This is stated in a new document issued by the Congregation for the Doctrine of the Faith, reports Associated Press.
This position of the Vatican is nothing new, and the promulgation of the document is most likely due to the fact that the law allowing death when suffering becomes unbearable is adopted or at least discussed around the world - including in traditionally Catholic countries...
“Euthanasia is a crime”, - says the document entitled “The Good Samaritan: On the Care of Persons in the Critical and Terminal Phases of Life”, published by the oldest and the most important of all Vatican congregations, and obviously with the approval of Pope Francis. Legislators who pass laws permitting euthanasia or assisted suicide are declared by the document to be "complicit in a grave sin that others commit".
In Europe, euthanasia is legalized in the Netherlands, Belgium and Luxembourg. In Spain and Portugal, its adoption is being discussed. Switzerland in some cases admits suicide with the help of a doctor. Italy and France, also in some cases, allow terminally ill patients to discontinue treatment. Italy's high court ruled last year that there are circumstances in which assisted suicide should not be considered illegal. New Zealand is likely to hold a referendum on this issue in October.
The Vatican document contains instructions for Catholic hospitals and health care workers, urging them to "refrain from immoral behavior", which, for example, includes referring patients requiring euthanasia to other hospitals. In addition, it criticizes the use of medical protocols that regulate the procedure for dying, for example, when doctors refuse resuscitation measures. The document mentions that patients planning to commit suicide are denied access to ordinances, including confession and anointing.
According to Marco Cappato, one of the activists of the movement for the adoption of a law on euthanasia in Italy, the document "violates the laws of the Italian state and deprives patients of the right to self-determination." The Vatican is committing violence against terminally ill people, writes Cappato, forcing them to choose "between unbearable suffering and the risk of secret euthanasia".

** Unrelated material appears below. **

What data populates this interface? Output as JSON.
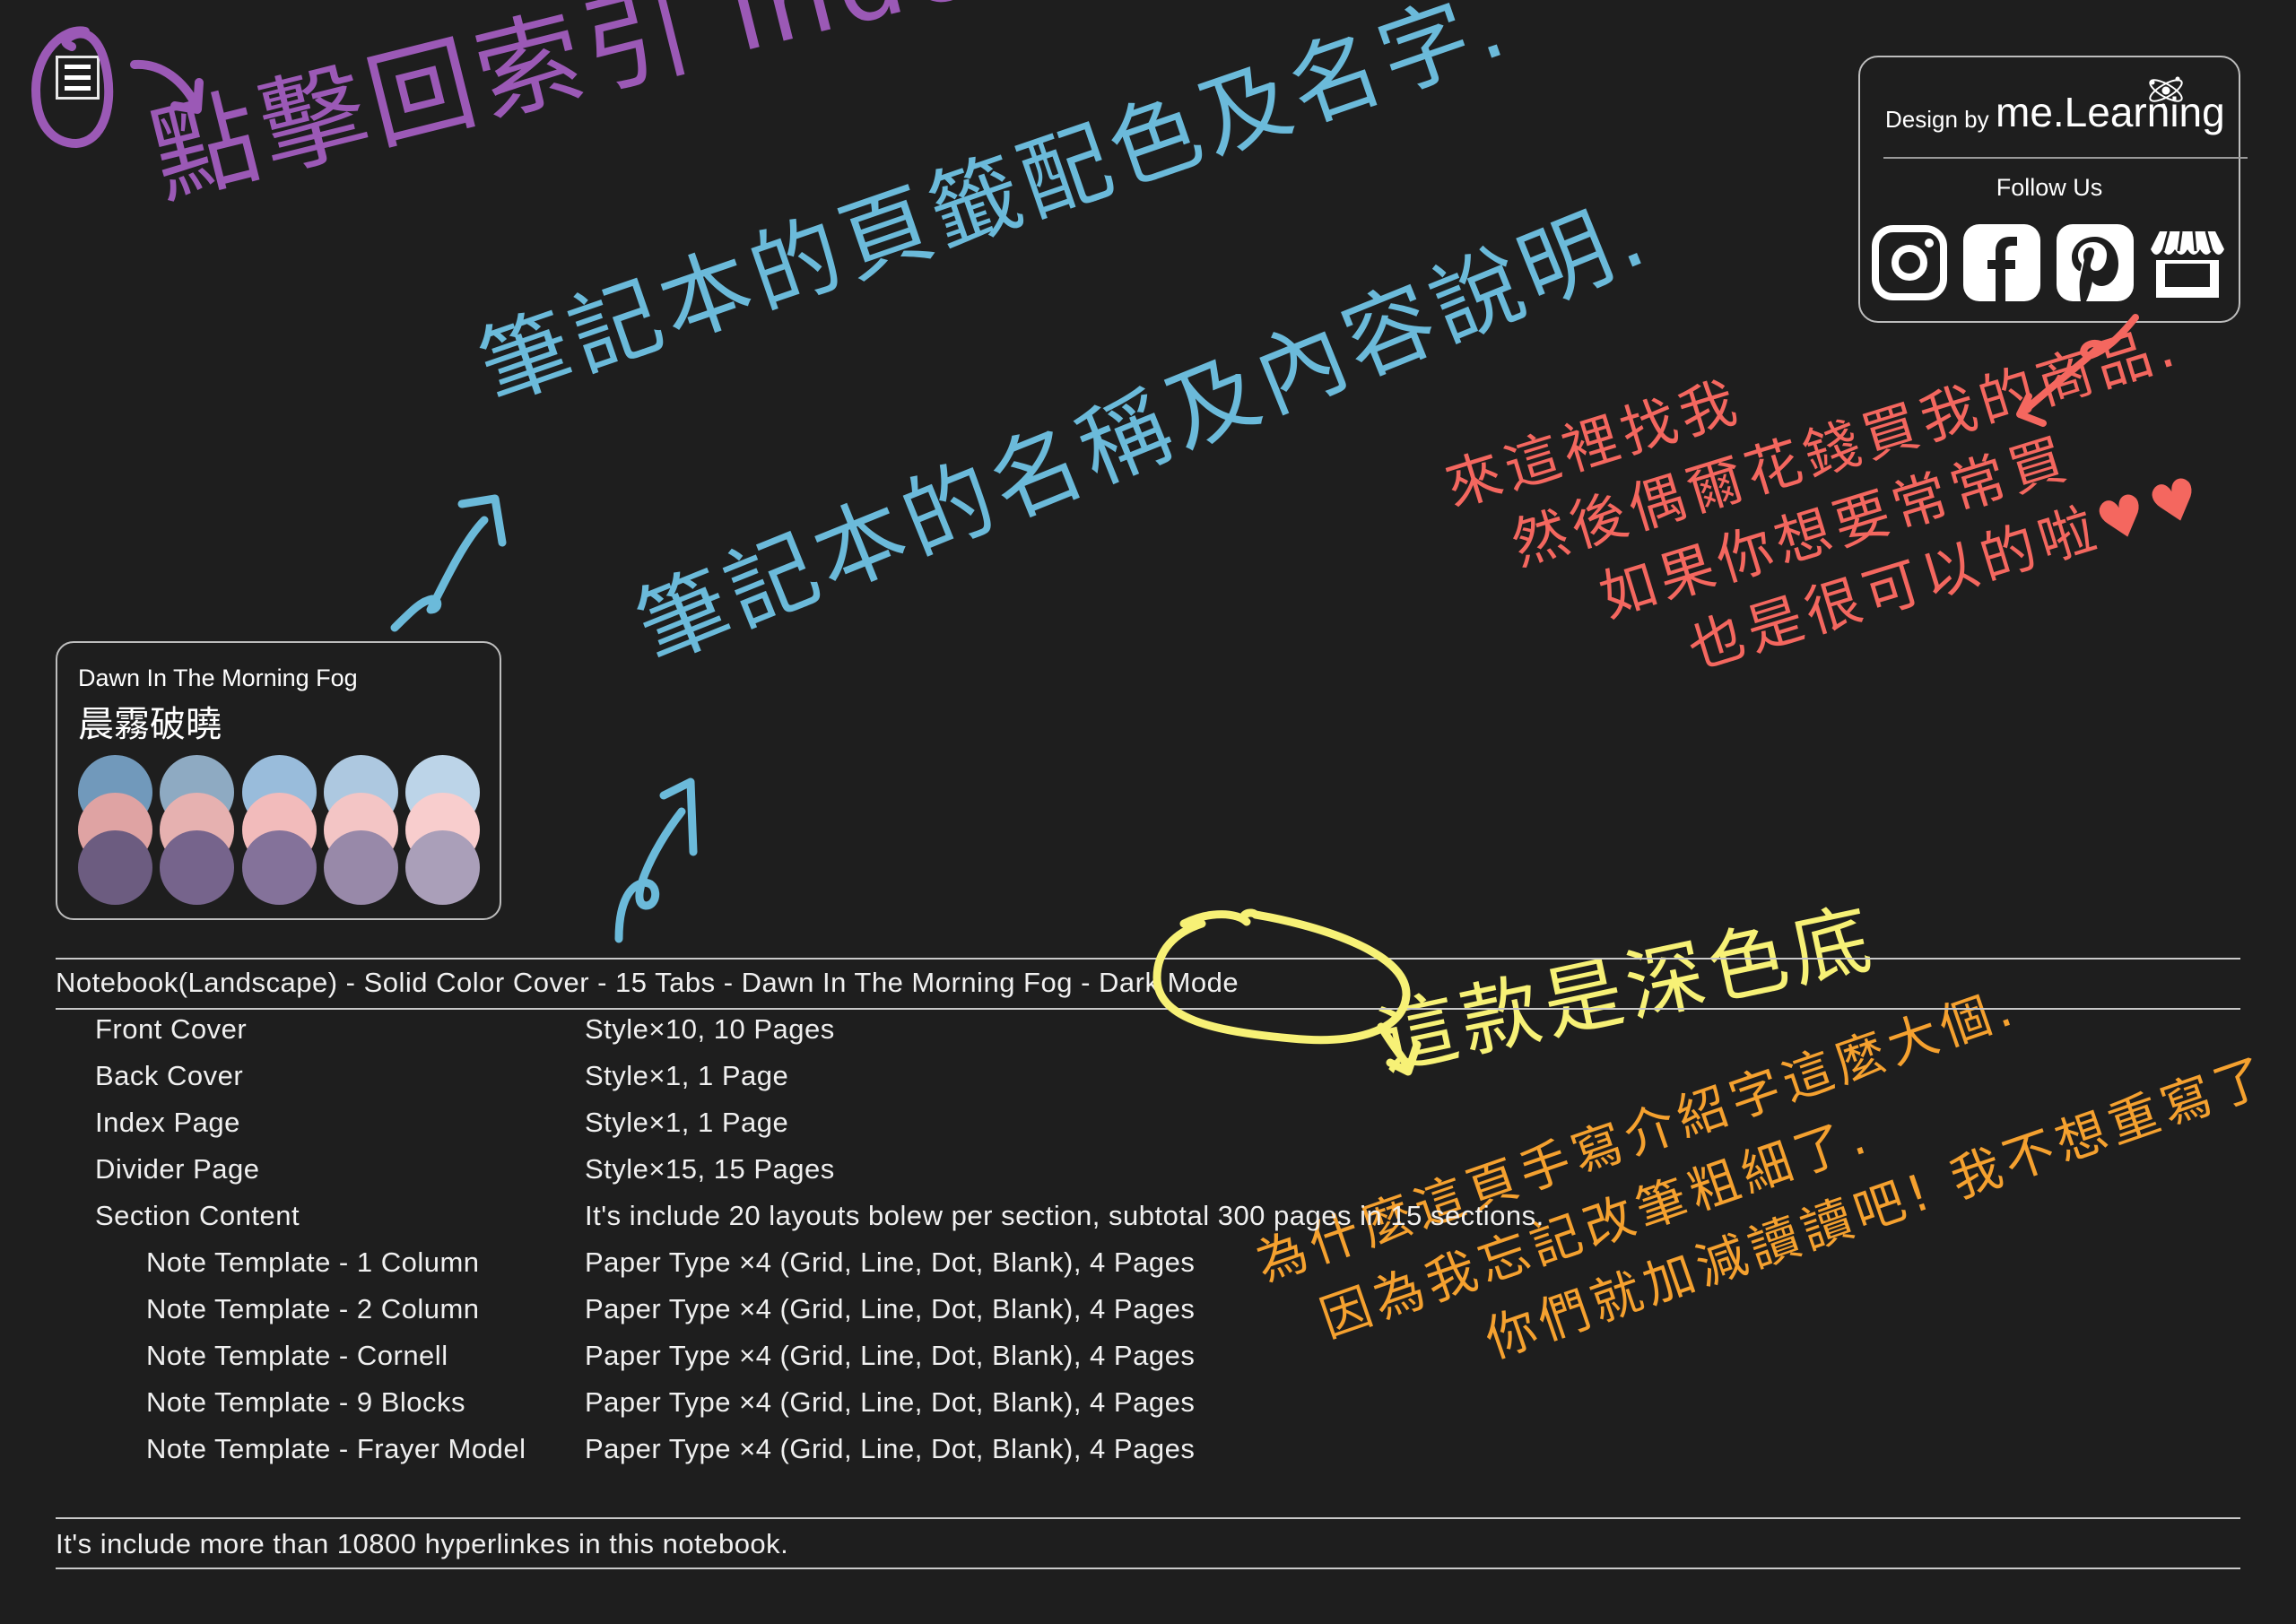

“The fact that a person is incurable does not mean that caring for him should be stopped”, says the document, the authors of which call for a “broader concept of care” for the hopelessly sick. Referring to Pope John Paul II, the document calls on medical professionals to refuse euthanasia and "treat, if possible, take care of any situation".
However, the document clearly states that a terminally ill patient can refuse "treatment that provides only severe and painful prolongation of life". In 2017, Pope Francis, speaking to participants in a medical conference at the Vatican, said that while euthanasia or assisted suicide is not permitted, stopping treatment for terminally ill people in some cases may be “morally legal,” and that death must be resigned in those cases. when it is useless to oppose it.